"Artist and brand partnerships are common and accepted by consumers and fans alike.  Now the challenge is to make the marriage as real and fertile as possible. Cover versions can combine a track’s nostalgia or ‘sonic trigger’ with careful audience targeting and artist borrowed equity. I’m delighted KT embraces cover versions of her work, can you imagine Lennon & McCartney telling Joe Cocker to leave ‘A Little Help From My Friends’ alone? 

"When we look at projects, we consider what the artist, the brand and its partner agencies, as well as the track can contribute to a great campaign on-screen and off. Those contributors will push and pull depending on the individual stake holders’ objectives but everyone standing at the altar needs to be 100% committed.
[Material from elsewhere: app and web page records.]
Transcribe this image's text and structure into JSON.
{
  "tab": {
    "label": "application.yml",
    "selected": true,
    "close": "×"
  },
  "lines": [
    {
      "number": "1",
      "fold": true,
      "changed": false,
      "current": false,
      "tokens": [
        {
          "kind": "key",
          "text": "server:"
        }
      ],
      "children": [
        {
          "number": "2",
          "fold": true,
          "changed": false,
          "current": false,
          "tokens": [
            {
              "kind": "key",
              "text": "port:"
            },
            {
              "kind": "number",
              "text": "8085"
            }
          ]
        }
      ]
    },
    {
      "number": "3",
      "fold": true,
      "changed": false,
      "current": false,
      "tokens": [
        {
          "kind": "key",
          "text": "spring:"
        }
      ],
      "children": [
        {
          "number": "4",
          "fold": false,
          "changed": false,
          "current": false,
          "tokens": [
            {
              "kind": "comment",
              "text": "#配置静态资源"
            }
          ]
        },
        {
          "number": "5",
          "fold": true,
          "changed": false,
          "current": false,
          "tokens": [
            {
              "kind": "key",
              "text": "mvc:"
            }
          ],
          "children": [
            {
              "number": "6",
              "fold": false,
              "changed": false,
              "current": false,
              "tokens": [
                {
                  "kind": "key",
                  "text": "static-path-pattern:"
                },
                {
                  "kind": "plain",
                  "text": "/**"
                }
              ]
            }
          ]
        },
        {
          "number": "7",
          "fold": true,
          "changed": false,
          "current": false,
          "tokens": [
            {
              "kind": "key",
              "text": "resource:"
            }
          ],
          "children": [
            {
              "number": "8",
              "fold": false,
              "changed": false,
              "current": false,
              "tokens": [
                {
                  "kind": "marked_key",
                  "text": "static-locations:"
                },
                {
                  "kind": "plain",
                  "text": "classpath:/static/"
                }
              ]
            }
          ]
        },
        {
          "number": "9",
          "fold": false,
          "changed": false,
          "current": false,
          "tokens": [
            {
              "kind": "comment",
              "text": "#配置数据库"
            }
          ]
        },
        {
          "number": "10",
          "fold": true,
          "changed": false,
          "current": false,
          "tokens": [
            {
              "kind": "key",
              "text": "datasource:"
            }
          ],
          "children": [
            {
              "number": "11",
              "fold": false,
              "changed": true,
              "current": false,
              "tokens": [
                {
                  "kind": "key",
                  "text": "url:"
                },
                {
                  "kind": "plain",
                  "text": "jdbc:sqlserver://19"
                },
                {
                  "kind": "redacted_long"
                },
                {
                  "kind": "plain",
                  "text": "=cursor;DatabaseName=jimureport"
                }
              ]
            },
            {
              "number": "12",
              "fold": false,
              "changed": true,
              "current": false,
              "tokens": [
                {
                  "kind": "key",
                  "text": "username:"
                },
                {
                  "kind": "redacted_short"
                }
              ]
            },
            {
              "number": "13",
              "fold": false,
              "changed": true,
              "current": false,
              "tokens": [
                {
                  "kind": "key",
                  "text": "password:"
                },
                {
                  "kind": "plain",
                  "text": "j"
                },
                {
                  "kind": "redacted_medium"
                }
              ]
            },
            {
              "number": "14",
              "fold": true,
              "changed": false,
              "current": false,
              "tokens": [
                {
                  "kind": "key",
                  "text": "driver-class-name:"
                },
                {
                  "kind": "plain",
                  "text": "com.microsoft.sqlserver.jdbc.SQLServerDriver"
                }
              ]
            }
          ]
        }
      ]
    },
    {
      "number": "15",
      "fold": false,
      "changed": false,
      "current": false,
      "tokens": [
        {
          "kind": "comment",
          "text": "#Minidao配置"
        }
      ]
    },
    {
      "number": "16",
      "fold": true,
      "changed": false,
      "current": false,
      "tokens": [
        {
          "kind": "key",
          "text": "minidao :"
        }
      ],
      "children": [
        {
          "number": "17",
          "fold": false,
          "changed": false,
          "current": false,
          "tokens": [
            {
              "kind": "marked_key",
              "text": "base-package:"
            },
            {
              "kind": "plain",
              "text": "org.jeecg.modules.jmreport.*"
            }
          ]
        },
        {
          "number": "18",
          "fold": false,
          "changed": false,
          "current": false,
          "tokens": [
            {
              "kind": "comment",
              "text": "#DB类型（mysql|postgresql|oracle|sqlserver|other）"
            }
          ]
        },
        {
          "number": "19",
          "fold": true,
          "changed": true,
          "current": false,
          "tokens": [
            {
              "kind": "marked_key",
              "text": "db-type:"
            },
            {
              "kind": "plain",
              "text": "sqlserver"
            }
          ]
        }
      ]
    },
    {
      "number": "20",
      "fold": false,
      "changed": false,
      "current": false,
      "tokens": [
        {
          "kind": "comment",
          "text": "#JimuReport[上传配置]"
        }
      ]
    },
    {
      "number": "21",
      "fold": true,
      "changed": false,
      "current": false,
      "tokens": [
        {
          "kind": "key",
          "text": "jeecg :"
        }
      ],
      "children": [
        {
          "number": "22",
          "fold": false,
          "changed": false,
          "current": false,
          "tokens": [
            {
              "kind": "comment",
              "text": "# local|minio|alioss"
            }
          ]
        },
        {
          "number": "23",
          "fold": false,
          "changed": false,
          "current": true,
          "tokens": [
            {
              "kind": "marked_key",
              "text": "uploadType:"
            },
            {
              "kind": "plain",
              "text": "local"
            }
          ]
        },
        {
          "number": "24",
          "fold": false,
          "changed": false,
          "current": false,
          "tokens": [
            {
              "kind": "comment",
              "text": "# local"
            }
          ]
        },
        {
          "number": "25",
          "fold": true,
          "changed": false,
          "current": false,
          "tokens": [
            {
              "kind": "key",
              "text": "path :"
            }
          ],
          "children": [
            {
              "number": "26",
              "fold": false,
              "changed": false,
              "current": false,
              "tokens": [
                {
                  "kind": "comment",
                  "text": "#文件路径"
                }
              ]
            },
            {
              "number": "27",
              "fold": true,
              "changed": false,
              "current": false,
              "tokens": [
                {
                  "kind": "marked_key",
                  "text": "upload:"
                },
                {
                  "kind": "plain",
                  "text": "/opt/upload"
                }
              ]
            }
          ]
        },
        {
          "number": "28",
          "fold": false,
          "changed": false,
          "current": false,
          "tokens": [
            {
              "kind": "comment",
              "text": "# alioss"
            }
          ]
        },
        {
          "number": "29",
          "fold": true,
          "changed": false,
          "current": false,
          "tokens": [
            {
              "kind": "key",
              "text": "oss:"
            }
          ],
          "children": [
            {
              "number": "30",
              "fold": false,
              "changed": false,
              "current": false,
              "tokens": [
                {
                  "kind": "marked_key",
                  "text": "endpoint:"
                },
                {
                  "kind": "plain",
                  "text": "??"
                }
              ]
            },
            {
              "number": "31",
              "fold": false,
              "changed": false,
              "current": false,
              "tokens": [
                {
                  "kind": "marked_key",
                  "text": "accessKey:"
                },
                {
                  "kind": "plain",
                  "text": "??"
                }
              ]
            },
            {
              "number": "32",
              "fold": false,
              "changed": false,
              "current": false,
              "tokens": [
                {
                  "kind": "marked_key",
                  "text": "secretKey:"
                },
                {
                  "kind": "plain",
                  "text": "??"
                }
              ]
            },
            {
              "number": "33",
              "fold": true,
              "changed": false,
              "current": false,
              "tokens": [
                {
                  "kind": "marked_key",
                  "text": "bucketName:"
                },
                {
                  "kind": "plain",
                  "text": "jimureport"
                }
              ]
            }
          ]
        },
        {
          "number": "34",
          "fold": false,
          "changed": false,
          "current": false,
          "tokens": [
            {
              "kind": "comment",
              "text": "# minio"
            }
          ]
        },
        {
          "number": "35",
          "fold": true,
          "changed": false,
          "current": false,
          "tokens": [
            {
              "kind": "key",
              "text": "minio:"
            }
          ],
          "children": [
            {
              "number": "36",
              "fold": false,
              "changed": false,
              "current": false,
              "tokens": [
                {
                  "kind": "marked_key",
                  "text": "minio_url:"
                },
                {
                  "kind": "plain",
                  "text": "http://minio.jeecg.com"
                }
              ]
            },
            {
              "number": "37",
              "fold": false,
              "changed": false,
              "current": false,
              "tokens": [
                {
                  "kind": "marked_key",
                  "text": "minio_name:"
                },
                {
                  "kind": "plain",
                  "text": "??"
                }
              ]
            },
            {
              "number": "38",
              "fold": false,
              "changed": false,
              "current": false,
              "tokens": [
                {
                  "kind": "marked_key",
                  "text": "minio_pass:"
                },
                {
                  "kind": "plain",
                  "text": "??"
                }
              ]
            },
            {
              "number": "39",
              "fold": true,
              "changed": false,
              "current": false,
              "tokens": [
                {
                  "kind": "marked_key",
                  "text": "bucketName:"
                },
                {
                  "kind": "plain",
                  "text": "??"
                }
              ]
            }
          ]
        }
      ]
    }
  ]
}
"At Big Sync we love bringing artists and brands together and to nurture that relationship well - beyond just a song license.  We feel that established as well as emerging artists can see the value of brand and band partnerships and look forward to working with KT in the future."

KT Tunstall tours the UK in October and November:

October
Mon 24th         BRISTOL, Colston Hall
Tue 25th SOUTHEND, Cliffs Pavilion
Thu 27th MANCHESTER, Albert Hall
Fri 28th DUNFERMLINE, Alhambra
Mon 31st DUBLIN, Olympia

November
Tue 1st LIVERPOOL, Academy
Wed 2nd GATESHEAD, Sage
Fri 4th BIRMINGHAM, Symphony Hall
Sat 5th YORK, Barbican
Sun 6th CAMBRIDGE, Corn Exchange
Tue 8th LEICESTER, De Montford Hall
Wed 9th LONDON, Shepherds Bush Empire
Thu 10th BRIGHTON, Dome

Genre: Music & Sound Design , People